Start of Data for the task

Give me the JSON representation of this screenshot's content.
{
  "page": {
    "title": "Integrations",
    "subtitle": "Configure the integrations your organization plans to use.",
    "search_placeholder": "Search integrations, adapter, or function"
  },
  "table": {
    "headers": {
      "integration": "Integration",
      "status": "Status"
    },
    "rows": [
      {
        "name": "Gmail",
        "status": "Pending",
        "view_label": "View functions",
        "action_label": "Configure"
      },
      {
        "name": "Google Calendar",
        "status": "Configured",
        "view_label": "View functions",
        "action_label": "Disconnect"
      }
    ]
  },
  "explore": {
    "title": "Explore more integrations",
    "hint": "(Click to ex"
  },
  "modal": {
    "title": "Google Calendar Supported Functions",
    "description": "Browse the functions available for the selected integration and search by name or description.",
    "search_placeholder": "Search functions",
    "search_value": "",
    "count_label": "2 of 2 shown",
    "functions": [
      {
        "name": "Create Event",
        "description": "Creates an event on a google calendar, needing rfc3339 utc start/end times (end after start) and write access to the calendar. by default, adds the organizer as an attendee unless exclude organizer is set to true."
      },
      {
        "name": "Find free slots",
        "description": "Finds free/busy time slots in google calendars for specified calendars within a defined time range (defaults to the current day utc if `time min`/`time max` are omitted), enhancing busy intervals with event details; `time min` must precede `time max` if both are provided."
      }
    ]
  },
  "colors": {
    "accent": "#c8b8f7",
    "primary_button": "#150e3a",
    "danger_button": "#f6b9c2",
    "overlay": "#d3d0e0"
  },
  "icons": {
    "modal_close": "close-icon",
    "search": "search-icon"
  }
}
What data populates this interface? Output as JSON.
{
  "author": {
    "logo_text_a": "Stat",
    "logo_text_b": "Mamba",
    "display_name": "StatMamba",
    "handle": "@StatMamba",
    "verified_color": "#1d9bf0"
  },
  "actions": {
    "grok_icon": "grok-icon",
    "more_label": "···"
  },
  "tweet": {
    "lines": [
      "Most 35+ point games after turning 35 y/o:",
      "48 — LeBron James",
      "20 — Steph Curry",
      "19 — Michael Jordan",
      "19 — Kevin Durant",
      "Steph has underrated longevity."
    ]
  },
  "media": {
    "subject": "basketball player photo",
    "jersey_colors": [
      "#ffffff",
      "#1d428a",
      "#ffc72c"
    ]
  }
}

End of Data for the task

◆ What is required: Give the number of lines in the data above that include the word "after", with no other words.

◆ Solution: 2